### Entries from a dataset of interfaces

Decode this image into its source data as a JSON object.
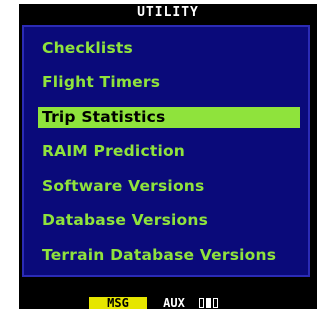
{
  "window": {
    "title": "UTILITY"
  },
  "menu": {
    "items": [
      {
        "label": "Checklists",
        "selected": false
      },
      {
        "label": "Flight Timers",
        "selected": false
      },
      {
        "label": "Trip Statistics",
        "selected": true
      },
      {
        "label": "RAIM Prediction",
        "selected": false
      },
      {
        "label": "Software Versions",
        "selected": false
      },
      {
        "label": "Database Versions",
        "selected": false
      },
      {
        "label": "Terrain Database Versions",
        "selected": false
      }
    ]
  },
  "status_bar": {
    "msg_label": "MSG",
    "aux_label": "AUX",
    "page_indicator_icon": "page-position-boxes"
  },
  "colors": {
    "menu_background": "#0a0a7a",
    "menu_text": "#8fe33c",
    "selection_highlight": "#8fe33c",
    "msg_highlight": "#e6e600"
  }
}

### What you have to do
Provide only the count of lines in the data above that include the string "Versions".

### Output of the exercise
3